[Data about app and page elements]
=== Begin Enclosure ===

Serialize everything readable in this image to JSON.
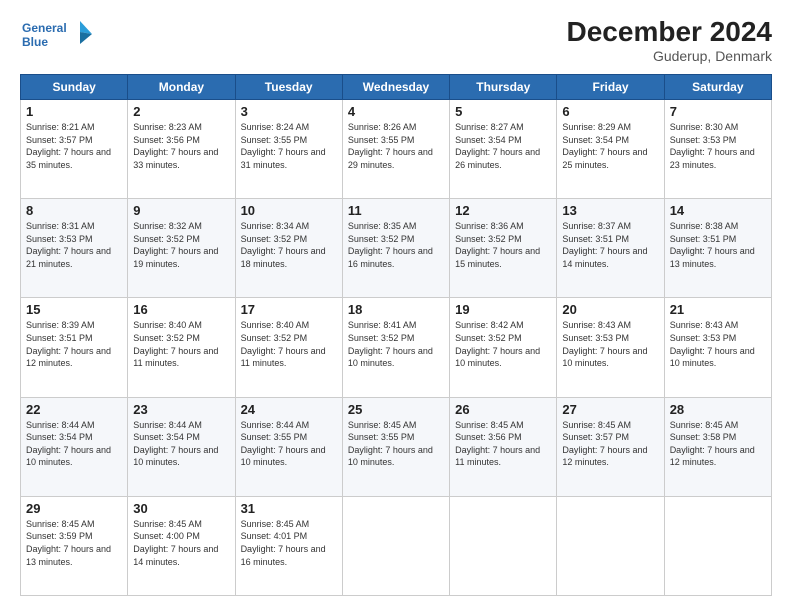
{
  "logo": {
    "line1": "General",
    "line2": "Blue"
  },
  "title": "December 2024",
  "subtitle": "Guderup, Denmark",
  "days_header": [
    "Sunday",
    "Monday",
    "Tuesday",
    "Wednesday",
    "Thursday",
    "Friday",
    "Saturday"
  ],
  "weeks": [
    [
      {
        "day": "1",
        "sunrise": "8:21 AM",
        "sunset": "3:57 PM",
        "daylight": "7 hours and 35 minutes."
      },
      {
        "day": "2",
        "sunrise": "8:23 AM",
        "sunset": "3:56 PM",
        "daylight": "7 hours and 33 minutes."
      },
      {
        "day": "3",
        "sunrise": "8:24 AM",
        "sunset": "3:55 PM",
        "daylight": "7 hours and 31 minutes."
      },
      {
        "day": "4",
        "sunrise": "8:26 AM",
        "sunset": "3:55 PM",
        "daylight": "7 hours and 29 minutes."
      },
      {
        "day": "5",
        "sunrise": "8:27 AM",
        "sunset": "3:54 PM",
        "daylight": "7 hours and 26 minutes."
      },
      {
        "day": "6",
        "sunrise": "8:29 AM",
        "sunset": "3:54 PM",
        "daylight": "7 hours and 25 minutes."
      },
      {
        "day": "7",
        "sunrise": "8:30 AM",
        "sunset": "3:53 PM",
        "daylight": "7 hours and 23 minutes."
      }
    ],
    [
      {
        "day": "8",
        "sunrise": "8:31 AM",
        "sunset": "3:53 PM",
        "daylight": "7 hours and 21 minutes."
      },
      {
        "day": "9",
        "sunrise": "8:32 AM",
        "sunset": "3:52 PM",
        "daylight": "7 hours and 19 minutes."
      },
      {
        "day": "10",
        "sunrise": "8:34 AM",
        "sunset": "3:52 PM",
        "daylight": "7 hours and 18 minutes."
      },
      {
        "day": "11",
        "sunrise": "8:35 AM",
        "sunset": "3:52 PM",
        "daylight": "7 hours and 16 minutes."
      },
      {
        "day": "12",
        "sunrise": "8:36 AM",
        "sunset": "3:52 PM",
        "daylight": "7 hours and 15 minutes."
      },
      {
        "day": "13",
        "sunrise": "8:37 AM",
        "sunset": "3:51 PM",
        "daylight": "7 hours and 14 minutes."
      },
      {
        "day": "14",
        "sunrise": "8:38 AM",
        "sunset": "3:51 PM",
        "daylight": "7 hours and 13 minutes."
      }
    ],
    [
      {
        "day": "15",
        "sunrise": "8:39 AM",
        "sunset": "3:51 PM",
        "daylight": "7 hours and 12 minutes."
      },
      {
        "day": "16",
        "sunrise": "8:40 AM",
        "sunset": "3:52 PM",
        "daylight": "7 hours and 11 minutes."
      },
      {
        "day": "17",
        "sunrise": "8:40 AM",
        "sunset": "3:52 PM",
        "daylight": "7 hours and 11 minutes."
      },
      {
        "day": "18",
        "sunrise": "8:41 AM",
        "sunset": "3:52 PM",
        "daylight": "7 hours and 10 minutes."
      },
      {
        "day": "19",
        "sunrise": "8:42 AM",
        "sunset": "3:52 PM",
        "daylight": "7 hours and 10 minutes."
      },
      {
        "day": "20",
        "sunrise": "8:43 AM",
        "sunset": "3:53 PM",
        "daylight": "7 hours and 10 minutes."
      },
      {
        "day": "21",
        "sunrise": "8:43 AM",
        "sunset": "3:53 PM",
        "daylight": "7 hours and 10 minutes."
      }
    ],
    [
      {
        "day": "22",
        "sunrise": "8:44 AM",
        "sunset": "3:54 PM",
        "daylight": "7 hours and 10 minutes."
      },
      {
        "day": "23",
        "sunrise": "8:44 AM",
        "sunset": "3:54 PM",
        "daylight": "7 hours and 10 minutes."
      },
      {
        "day": "24",
        "sunrise": "8:44 AM",
        "sunset": "3:55 PM",
        "daylight": "7 hours and 10 minutes."
      },
      {
        "day": "25",
        "sunrise": "8:45 AM",
        "sunset": "3:55 PM",
        "daylight": "7 hours and 10 minutes."
      },
      {
        "day": "26",
        "sunrise": "8:45 AM",
        "sunset": "3:56 PM",
        "daylight": "7 hours and 11 minutes."
      },
      {
        "day": "27",
        "sunrise": "8:45 AM",
        "sunset": "3:57 PM",
        "daylight": "7 hours and 12 minutes."
      },
      {
        "day": "28",
        "sunrise": "8:45 AM",
        "sunset": "3:58 PM",
        "daylight": "7 hours and 12 minutes."
      }
    ],
    [
      {
        "day": "29",
        "sunrise": "8:45 AM",
        "sunset": "3:59 PM",
        "daylight": "7 hours and 13 minutes."
      },
      {
        "day": "30",
        "sunrise": "8:45 AM",
        "sunset": "4:00 PM",
        "daylight": "7 hours and 14 minutes."
      },
      {
        "day": "31",
        "sunrise": "8:45 AM",
        "sunset": "4:01 PM",
        "daylight": "7 hours and 16 minutes."
      },
      null,
      null,
      null,
      null
    ]
  ],
  "labels": {
    "sunrise": "Sunrise:",
    "sunset": "Sunset:",
    "daylight": "Daylight:"
  }
}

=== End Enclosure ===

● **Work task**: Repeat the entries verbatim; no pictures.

● **Answer**:
Serialize everything readable in this image to JSON.
{
  "logo": {
    "line1": "General",
    "line2": "Blue"
  },
  "title": "December 2024",
  "subtitle": "Guderup, Denmark",
  "days_header": [
    "Sunday",
    "Monday",
    "Tuesday",
    "Wednesday",
    "Thursday",
    "Friday",
    "Saturday"
  ],
  "weeks": [
    [
      {
        "day": "1",
        "sunrise": "8:21 AM",
        "sunset": "3:57 PM",
        "daylight": "7 hours and 35 minutes."
      },
      {
        "day": "2",
        "sunrise": "8:23 AM",
        "sunset": "3:56 PM",
        "daylight": "7 hours and 33 minutes."
      },
      {
        "day": "3",
        "sunrise": "8:24 AM",
        "sunset": "3:55 PM",
        "daylight": "7 hours and 31 minutes."
      },
      {
        "day": "4",
        "sunrise": "8:26 AM",
        "sunset": "3:55 PM",
        "daylight": "7 hours and 29 minutes."
      },
      {
        "day": "5",
        "sunrise": "8:27 AM",
        "sunset": "3:54 PM",
        "daylight": "7 hours and 26 minutes."
      },
      {
        "day": "6",
        "sunrise": "8:29 AM",
        "sunset": "3:54 PM",
        "daylight": "7 hours and 25 minutes."
      },
      {
        "day": "7",
        "sunrise": "8:30 AM",
        "sunset": "3:53 PM",
        "daylight": "7 hours and 23 minutes."
      }
    ],
    [
      {
        "day": "8",
        "sunrise": "8:31 AM",
        "sunset": "3:53 PM",
        "daylight": "7 hours and 21 minutes."
      },
      {
        "day": "9",
        "sunrise": "8:32 AM",
        "sunset": "3:52 PM",
        "daylight": "7 hours and 19 minutes."
      },
      {
        "day": "10",
        "sunrise": "8:34 AM",
        "sunset": "3:52 PM",
        "daylight": "7 hours and 18 minutes."
      },
      {
        "day": "11",
        "sunrise": "8:35 AM",
        "sunset": "3:52 PM",
        "daylight": "7 hours and 16 minutes."
      },
      {
        "day": "12",
        "sunrise": "8:36 AM",
        "sunset": "3:52 PM",
        "daylight": "7 hours and 15 minutes."
      },
      {
        "day": "13",
        "sunrise": "8:37 AM",
        "sunset": "3:51 PM",
        "daylight": "7 hours and 14 minutes."
      },
      {
        "day": "14",
        "sunrise": "8:38 AM",
        "sunset": "3:51 PM",
        "daylight": "7 hours and 13 minutes."
      }
    ],
    [
      {
        "day": "15",
        "sunrise": "8:39 AM",
        "sunset": "3:51 PM",
        "daylight": "7 hours and 12 minutes."
      },
      {
        "day": "16",
        "sunrise": "8:40 AM",
        "sunset": "3:52 PM",
        "daylight": "7 hours and 11 minutes."
      },
      {
        "day": "17",
        "sunrise": "8:40 AM",
        "sunset": "3:52 PM",
        "daylight": "7 hours and 11 minutes."
      },
      {
        "day": "18",
        "sunrise": "8:41 AM",
        "sunset": "3:52 PM",
        "daylight": "7 hours and 10 minutes."
      },
      {
        "day": "19",
        "sunrise": "8:42 AM",
        "sunset": "3:52 PM",
        "daylight": "7 hours and 10 minutes."
      },
      {
        "day": "20",
        "sunrise": "8:43 AM",
        "sunset": "3:53 PM",
        "daylight": "7 hours and 10 minutes."
      },
      {
        "day": "21",
        "sunrise": "8:43 AM",
        "sunset": "3:53 PM",
        "daylight": "7 hours and 10 minutes."
      }
    ],
    [
      {
        "day": "22",
        "sunrise": "8:44 AM",
        "sunset": "3:54 PM",
        "daylight": "7 hours and 10 minutes."
      },
      {
        "day": "23",
        "sunrise": "8:44 AM",
        "sunset": "3:54 PM",
        "daylight": "7 hours and 10 minutes."
      },
      {
        "day": "24",
        "sunrise": "8:44 AM",
        "sunset": "3:55 PM",
        "daylight": "7 hours and 10 minutes."
      },
      {
        "day": "25",
        "sunrise": "8:45 AM",
        "sunset": "3:55 PM",
        "daylight": "7 hours and 10 minutes."
      },
      {
        "day": "26",
        "sunrise": "8:45 AM",
        "sunset": "3:56 PM",
        "daylight": "7 hours and 11 minutes."
      },
      {
        "day": "27",
        "sunrise": "8:45 AM",
        "sunset": "3:57 PM",
        "daylight": "7 hours and 12 minutes."
      },
      {
        "day": "28",
        "sunrise": "8:45 AM",
        "sunset": "3:58 PM",
        "daylight": "7 hours and 12 minutes."
      }
    ],
    [
      {
        "day": "29",
        "sunrise": "8:45 AM",
        "sunset": "3:59 PM",
        "daylight": "7 hours and 13 minutes."
      },
      {
        "day": "30",
        "sunrise": "8:45 AM",
        "sunset": "4:00 PM",
        "daylight": "7 hours and 14 minutes."
      },
      {
        "day": "31",
        "sunrise": "8:45 AM",
        "sunset": "4:01 PM",
        "daylight": "7 hours and 16 minutes."
      },
      null,
      null,
      null,
      null
    ]
  ],
  "labels": {
    "sunrise": "Sunrise:",
    "sunset": "Sunset:",
    "daylight": "Daylight:"
  }
}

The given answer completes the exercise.